Two of this court's sister circuits have held that a 3582(c) (2) motion is not a civil postconviction action but a "step in a criminal case," the denial of which must be appealed within 10 days from the entry of judgment. United States v. Ono, 72 F.3d 101, 102-03 (9th Cir. 1995); United States v. Petty, 82 F.3d 809, 810 (8th Cir. 1996); Fed. R. App. P. 4(b). As the Ninth Circuit stated, 3582 is a criminal provision because, inter alia, it "governs the imposition and subsequent modification of a sentence of imprisonment," and it refers to the statutes and rules governing the imposition of sentences. See Ono, 72 F.3d at 102.

We agree with the reasoning of these decisions and adopt it as our own. The 10-day limit for filing a notice of appeal in a criminal case is "'mandatory and jurisdictional.'" United States v. Coscarelli, 149 F.3d 342, 343 (5th Cir. 1998) (quoting United States v. Robinson, 361 U.S. 220, 229 (1960)).

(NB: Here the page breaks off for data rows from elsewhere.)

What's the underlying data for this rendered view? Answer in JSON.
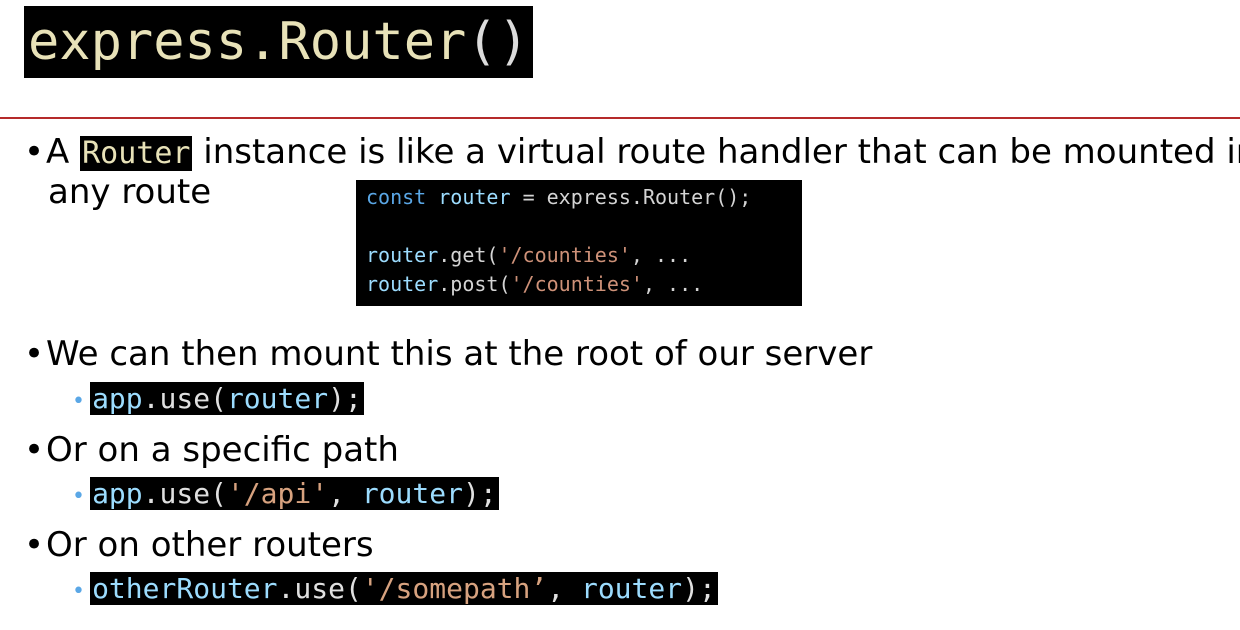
{
  "title": {
    "object": "express",
    "dot": ".",
    "method": "Router",
    "parens": "()"
  },
  "bullets": {
    "b1": {
      "prefix": "A",
      "keyword": "Router",
      "suffix": "instance is like a virtual route handler that can be mounted in",
      "line2": "any route"
    },
    "b2": {
      "text": "We can then mount this at the root of our server"
    },
    "b3": {
      "text": "Or on a specific path"
    },
    "b4": {
      "text": "Or on other routers"
    }
  },
  "code_block": {
    "line1": {
      "kw": "const",
      "var": "router",
      "rest": "= express.Router();"
    },
    "line2": {
      "var": "router",
      "rest": ".get(",
      "str": "'/counties'",
      "tail": ", ..."
    },
    "line3": {
      "var": "router",
      "rest": ".post(",
      "str": "'/counties'",
      "tail": ", ..."
    }
  },
  "examples": {
    "e1": {
      "obj": "app",
      "call": ".use(",
      "arg": "router",
      "end": ");"
    },
    "e2": {
      "obj": "app",
      "call": ".use(",
      "str": "'/api'",
      "sep": ", ",
      "arg": "router",
      "end": ");"
    },
    "e3": {
      "obj": "otherRouter",
      "call": ".use(",
      "str": "'/somepath’",
      "sep": ", ",
      "arg": "router",
      "end": ");"
    }
  },
  "bullet_symbol": "•",
  "colors": {
    "rule": "#b52a2a",
    "sub_bullet": "#5aa7e6"
  }
}
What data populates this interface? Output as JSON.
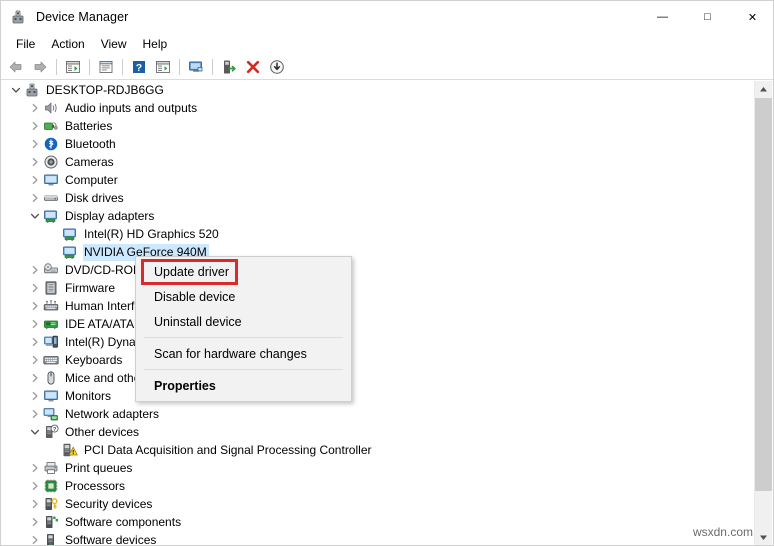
{
  "window": {
    "title": "Device Manager",
    "icon": "device-manager-icon",
    "controls": {
      "minimize": "—",
      "maximize": "□",
      "close": "✕"
    }
  },
  "menubar": {
    "items": [
      {
        "label": "File",
        "name": "menu-file"
      },
      {
        "label": "Action",
        "name": "menu-action"
      },
      {
        "label": "View",
        "name": "menu-view"
      },
      {
        "label": "Help",
        "name": "menu-help"
      }
    ]
  },
  "toolbar": {
    "buttons": [
      {
        "name": "back-icon",
        "tip": "Back"
      },
      {
        "name": "forward-icon",
        "tip": "Forward"
      },
      {
        "sep": true
      },
      {
        "name": "show-hide-console-tree-icon",
        "tip": "Show/Hide Console Tree"
      },
      {
        "sep": true
      },
      {
        "name": "properties-icon",
        "tip": "Properties"
      },
      {
        "sep": true
      },
      {
        "name": "help-icon",
        "tip": "Help"
      },
      {
        "name": "update-driver-icon",
        "tip": "Update driver"
      },
      {
        "sep": true
      },
      {
        "name": "scan-for-hardware-changes-icon",
        "tip": "Scan for hardware changes"
      },
      {
        "sep": true
      },
      {
        "name": "enable-device-icon",
        "tip": "Enable device"
      },
      {
        "name": "uninstall-device-icon",
        "tip": "Uninstall device"
      },
      {
        "name": "install-legacy-hardware-icon",
        "tip": "Add legacy hardware"
      }
    ]
  },
  "tree": {
    "rows": [
      {
        "label": "DESKTOP-RDJB6GG",
        "indent": 0,
        "state": "expanded",
        "icon": "computer-root-icon",
        "selected": false
      },
      {
        "label": "Audio inputs and outputs",
        "indent": 1,
        "state": "collapsed",
        "icon": "speaker-icon",
        "selected": false
      },
      {
        "label": "Batteries",
        "indent": 1,
        "state": "collapsed",
        "icon": "battery-icon",
        "selected": false
      },
      {
        "label": "Bluetooth",
        "indent": 1,
        "state": "collapsed",
        "icon": "bluetooth-icon",
        "selected": false
      },
      {
        "label": "Cameras",
        "indent": 1,
        "state": "collapsed",
        "icon": "camera-icon",
        "selected": false
      },
      {
        "label": "Computer",
        "indent": 1,
        "state": "collapsed",
        "icon": "monitor-icon",
        "selected": false
      },
      {
        "label": "Disk drives",
        "indent": 1,
        "state": "collapsed",
        "icon": "disk-drive-icon",
        "selected": false
      },
      {
        "label": "Display adapters",
        "indent": 1,
        "state": "expanded",
        "icon": "display-adapter-icon",
        "selected": false
      },
      {
        "label": "Intel(R) HD Graphics 520",
        "indent": 2,
        "state": "leaf",
        "icon": "display-adapter-icon",
        "selected": false
      },
      {
        "label": "NVIDIA GeForce 940M",
        "indent": 2,
        "state": "leaf",
        "icon": "display-adapter-icon",
        "selected": true
      },
      {
        "label": "DVD/CD-ROM drives",
        "indent": 1,
        "state": "collapsed",
        "icon": "dvd-drive-icon",
        "selected": false
      },
      {
        "label": "Firmware",
        "indent": 1,
        "state": "collapsed",
        "icon": "firmware-icon",
        "selected": false
      },
      {
        "label": "Human Interface Devices",
        "indent": 1,
        "state": "collapsed",
        "icon": "hid-icon",
        "selected": false
      },
      {
        "label": "IDE ATA/ATAPI controllers",
        "indent": 1,
        "state": "collapsed",
        "icon": "ide-controller-icon",
        "selected": false
      },
      {
        "label": "Intel(R) Dynamic Platform and Thermal Framework",
        "indent": 1,
        "state": "collapsed",
        "icon": "intel-platform-icon",
        "selected": false
      },
      {
        "label": "Keyboards",
        "indent": 1,
        "state": "collapsed",
        "icon": "keyboard-icon",
        "selected": false
      },
      {
        "label": "Mice and other pointing devices",
        "indent": 1,
        "state": "collapsed",
        "icon": "mouse-icon",
        "selected": false
      },
      {
        "label": "Monitors",
        "indent": 1,
        "state": "collapsed",
        "icon": "monitor-icon",
        "selected": false
      },
      {
        "label": "Network adapters",
        "indent": 1,
        "state": "collapsed",
        "icon": "network-adapter-icon",
        "selected": false
      },
      {
        "label": "Other devices",
        "indent": 1,
        "state": "expanded",
        "icon": "other-device-icon",
        "selected": false
      },
      {
        "label": "PCI Data Acquisition and Signal Processing Controller",
        "indent": 2,
        "state": "leaf",
        "icon": "warning-device-icon",
        "selected": false
      },
      {
        "label": "Print queues",
        "indent": 1,
        "state": "collapsed",
        "icon": "printer-icon",
        "selected": false
      },
      {
        "label": "Processors",
        "indent": 1,
        "state": "collapsed",
        "icon": "processor-icon",
        "selected": false
      },
      {
        "label": "Security devices",
        "indent": 1,
        "state": "collapsed",
        "icon": "security-device-icon",
        "selected": false
      },
      {
        "label": "Software components",
        "indent": 1,
        "state": "collapsed",
        "icon": "software-component-icon",
        "selected": false
      },
      {
        "label": "Software devices",
        "indent": 1,
        "state": "collapsed",
        "icon": "software-device-icon",
        "selected": false
      }
    ]
  },
  "context_menu": {
    "items": [
      {
        "label": "Update driver",
        "bold": false,
        "highlighted": true
      },
      {
        "label": "Disable device",
        "bold": false,
        "highlighted": false
      },
      {
        "label": "Uninstall device",
        "bold": false,
        "highlighted": false
      },
      {
        "separator": true
      },
      {
        "label": "Scan for hardware changes",
        "bold": false,
        "highlighted": false
      },
      {
        "separator": true
      },
      {
        "label": "Properties",
        "bold": true,
        "highlighted": false
      }
    ],
    "highlight_color": "#d92b2b"
  },
  "scrollbar": {
    "up_arrow": "▲",
    "down_arrow": "▼"
  },
  "watermark": {
    "text": "wsxdn.com"
  },
  "colors": {
    "selection": "#cce8ff",
    "menu_bg": "#f2f2f2",
    "highlight": "#d92b2b",
    "scrollbar_thumb": "#cdcdcd"
  }
}
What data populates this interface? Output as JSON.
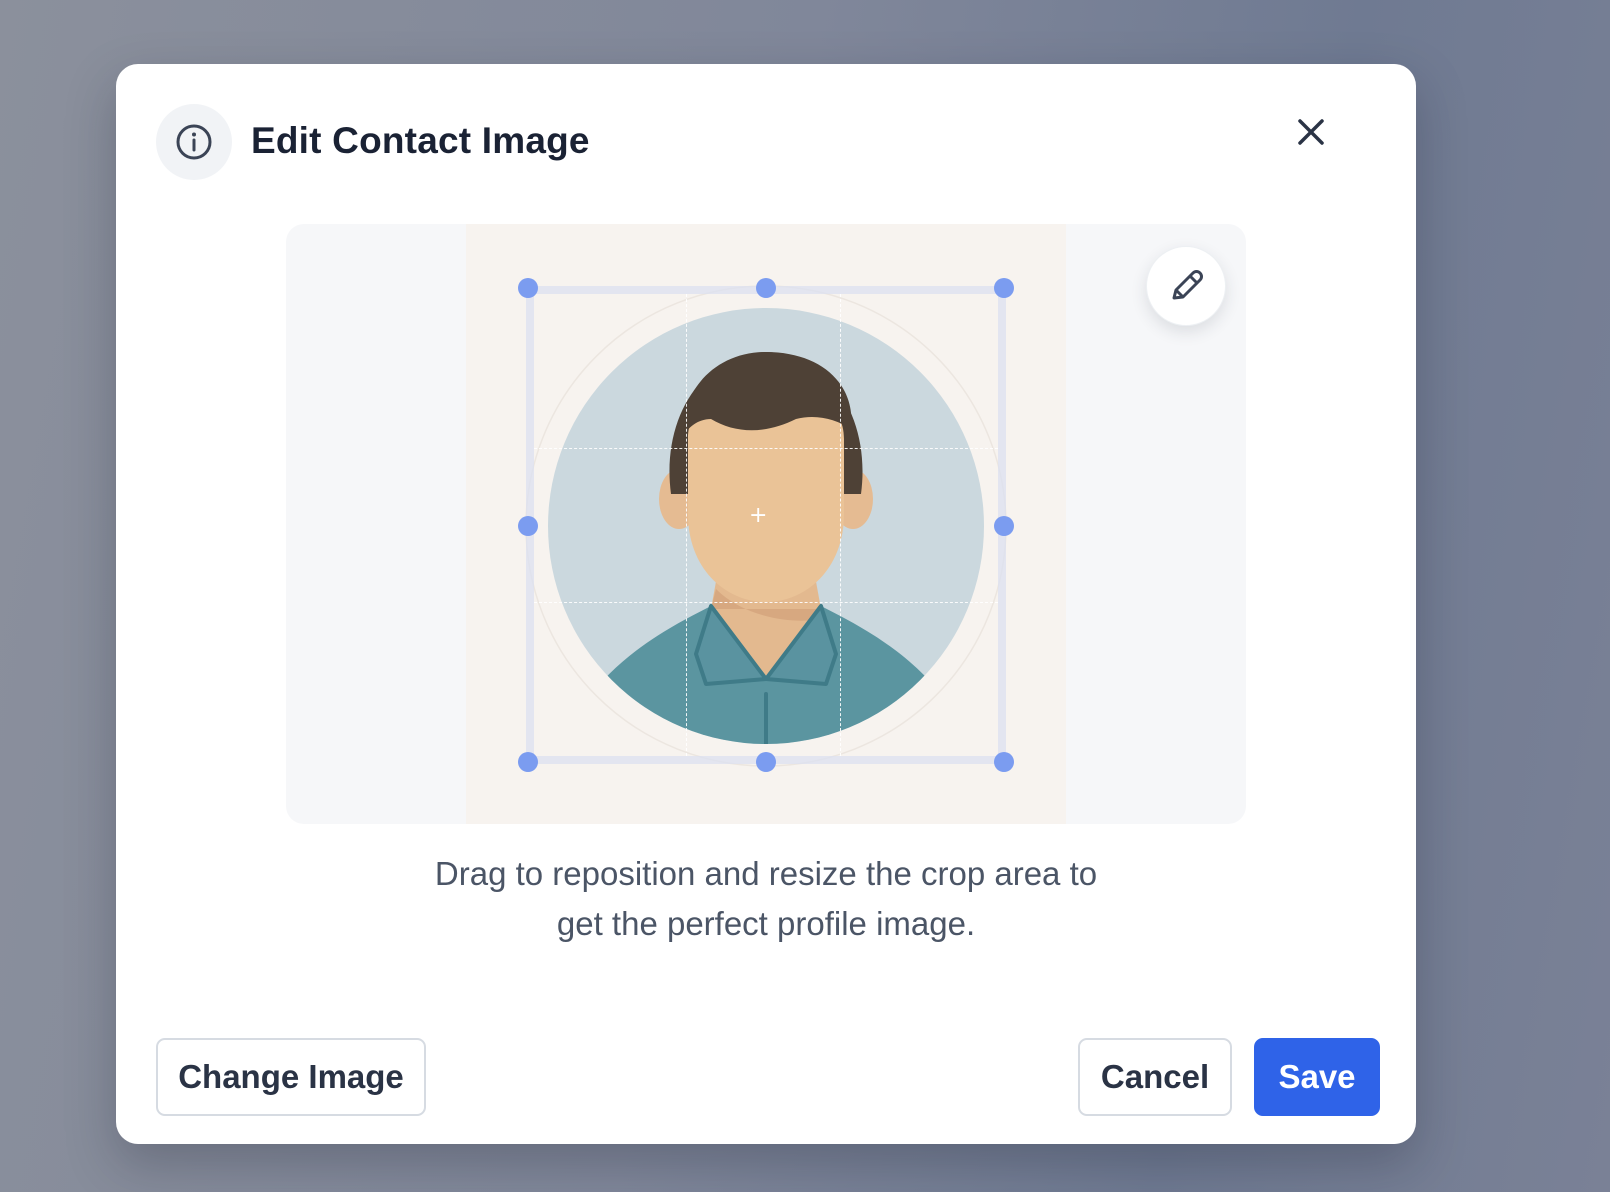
{
  "dialog": {
    "title": "Edit Contact Image",
    "header_icon": "info-icon",
    "close_icon": "close-icon",
    "edit_icon": "pencil-icon"
  },
  "crop": {
    "hint": "Drag to reposition and resize the crop area to get the perfect profile image.",
    "center_marker": "+"
  },
  "footer": {
    "change_image_label": "Change Image",
    "cancel_label": "Cancel",
    "save_label": "Save"
  },
  "colors": {
    "accent": "#2f63e8",
    "handle": "#7b9cf0",
    "title": "#1a2234"
  }
}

Rule 4(b) (4), Fed. R. App. P., allows the district court to grant an additional 30 days in which to file a notice of appeal upon a showing of "excusable neglect" or "good cause." The filing of an untimely notice of appeal within the 30-day period is customarily treated by this court in a criminal case as a motion for a determination whether excusable neglect or good cause entitles the defendant to an extension of time to appeal. United States v. Golding, 739 F.2d 183, 184 (5th Cir. 1984). Such a remand would be futile in this case because Alvarez's appeal is frivolous. He argues that he is entitled to a sentence reduction because Amendment 484 of the Sentencing Guidelines requires the district court to recalculate the amount of methamphetamine attributable to him so as to exclude "waste materials" and "intermediary solutions." Section 3582(c) (2) permits a district court to reduce a prison term when it is based on a sentencing range that has "subsequently been lowered" by an amendment to the Guidelines. See United States v. Gonzalez-Balderas, 105 F.3d 981, 982 (5th Cir. 1997). Amendment 484 became effective on November 1, 1993, more than four years before Alvarez was sentenced. See U.S.S.G., App. C, Amendm. 484. Alvarez's 3582(c) (2) motion thus is not based on a sentencing range that has "subsequently" been lowered by the Sentencing Commission.